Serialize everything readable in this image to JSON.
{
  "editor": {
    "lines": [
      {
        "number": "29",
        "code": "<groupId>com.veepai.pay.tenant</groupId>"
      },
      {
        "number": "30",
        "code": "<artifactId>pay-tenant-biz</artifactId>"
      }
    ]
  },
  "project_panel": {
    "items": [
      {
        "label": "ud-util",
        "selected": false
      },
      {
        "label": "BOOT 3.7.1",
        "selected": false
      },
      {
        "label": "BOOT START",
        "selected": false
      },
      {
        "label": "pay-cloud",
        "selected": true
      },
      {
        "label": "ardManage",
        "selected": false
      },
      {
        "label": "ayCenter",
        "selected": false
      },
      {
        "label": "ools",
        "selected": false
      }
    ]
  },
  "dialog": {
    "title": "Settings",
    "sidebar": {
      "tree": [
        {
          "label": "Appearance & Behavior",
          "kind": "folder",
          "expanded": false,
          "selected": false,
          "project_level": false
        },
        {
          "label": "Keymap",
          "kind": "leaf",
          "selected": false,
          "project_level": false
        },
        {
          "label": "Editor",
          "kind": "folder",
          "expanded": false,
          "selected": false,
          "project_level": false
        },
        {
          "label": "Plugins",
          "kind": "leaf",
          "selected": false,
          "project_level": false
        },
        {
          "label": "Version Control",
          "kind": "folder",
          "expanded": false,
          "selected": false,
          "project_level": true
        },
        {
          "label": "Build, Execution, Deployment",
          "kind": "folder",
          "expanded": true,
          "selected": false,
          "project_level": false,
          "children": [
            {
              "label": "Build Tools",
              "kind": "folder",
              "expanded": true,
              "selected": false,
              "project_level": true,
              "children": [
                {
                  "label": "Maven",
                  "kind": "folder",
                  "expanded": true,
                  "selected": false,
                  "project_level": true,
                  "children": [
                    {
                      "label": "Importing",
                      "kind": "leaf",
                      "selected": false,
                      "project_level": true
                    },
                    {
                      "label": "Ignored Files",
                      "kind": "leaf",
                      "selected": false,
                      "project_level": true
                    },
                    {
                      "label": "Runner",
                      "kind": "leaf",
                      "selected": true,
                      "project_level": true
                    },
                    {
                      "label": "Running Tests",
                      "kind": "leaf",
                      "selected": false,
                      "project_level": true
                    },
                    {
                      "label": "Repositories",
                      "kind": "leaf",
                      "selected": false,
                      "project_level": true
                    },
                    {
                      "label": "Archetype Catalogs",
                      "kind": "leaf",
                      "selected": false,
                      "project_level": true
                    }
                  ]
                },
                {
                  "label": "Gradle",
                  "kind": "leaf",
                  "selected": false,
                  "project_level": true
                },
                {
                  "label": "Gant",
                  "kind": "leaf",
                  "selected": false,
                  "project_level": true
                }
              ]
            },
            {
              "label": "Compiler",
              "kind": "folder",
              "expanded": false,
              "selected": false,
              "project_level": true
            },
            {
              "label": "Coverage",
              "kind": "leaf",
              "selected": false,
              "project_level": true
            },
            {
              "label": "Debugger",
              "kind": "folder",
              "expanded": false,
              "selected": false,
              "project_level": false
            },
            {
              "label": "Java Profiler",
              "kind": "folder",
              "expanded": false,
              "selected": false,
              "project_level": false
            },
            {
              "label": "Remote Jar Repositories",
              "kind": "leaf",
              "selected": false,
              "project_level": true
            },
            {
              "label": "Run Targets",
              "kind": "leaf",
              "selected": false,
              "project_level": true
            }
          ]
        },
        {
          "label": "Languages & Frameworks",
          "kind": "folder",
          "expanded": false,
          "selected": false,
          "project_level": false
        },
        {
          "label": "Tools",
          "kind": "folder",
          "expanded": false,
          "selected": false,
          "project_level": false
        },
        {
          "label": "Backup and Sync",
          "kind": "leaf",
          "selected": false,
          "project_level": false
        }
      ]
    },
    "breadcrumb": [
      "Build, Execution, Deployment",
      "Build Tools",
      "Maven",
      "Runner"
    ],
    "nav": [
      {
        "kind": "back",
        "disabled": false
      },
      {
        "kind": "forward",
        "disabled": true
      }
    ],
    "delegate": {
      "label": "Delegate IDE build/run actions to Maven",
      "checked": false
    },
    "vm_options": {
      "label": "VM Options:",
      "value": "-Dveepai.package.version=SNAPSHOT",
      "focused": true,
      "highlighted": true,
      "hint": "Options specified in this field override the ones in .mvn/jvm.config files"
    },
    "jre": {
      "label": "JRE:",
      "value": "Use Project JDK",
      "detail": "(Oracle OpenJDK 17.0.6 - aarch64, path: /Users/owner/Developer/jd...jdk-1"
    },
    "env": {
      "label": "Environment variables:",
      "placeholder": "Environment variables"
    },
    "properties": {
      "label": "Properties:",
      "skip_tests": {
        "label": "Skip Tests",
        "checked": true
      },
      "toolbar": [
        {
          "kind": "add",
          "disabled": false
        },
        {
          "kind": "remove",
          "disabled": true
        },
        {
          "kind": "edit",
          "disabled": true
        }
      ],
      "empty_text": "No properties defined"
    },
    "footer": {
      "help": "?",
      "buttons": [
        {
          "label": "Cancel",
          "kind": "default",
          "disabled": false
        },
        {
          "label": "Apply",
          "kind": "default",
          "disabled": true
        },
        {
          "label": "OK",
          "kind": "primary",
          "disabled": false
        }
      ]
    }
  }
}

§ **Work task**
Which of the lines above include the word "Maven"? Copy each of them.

§ **Finished task**
                  "label": "Maven",
      "Maven",
      "label": "Delegate IDE build/run actions to Maven",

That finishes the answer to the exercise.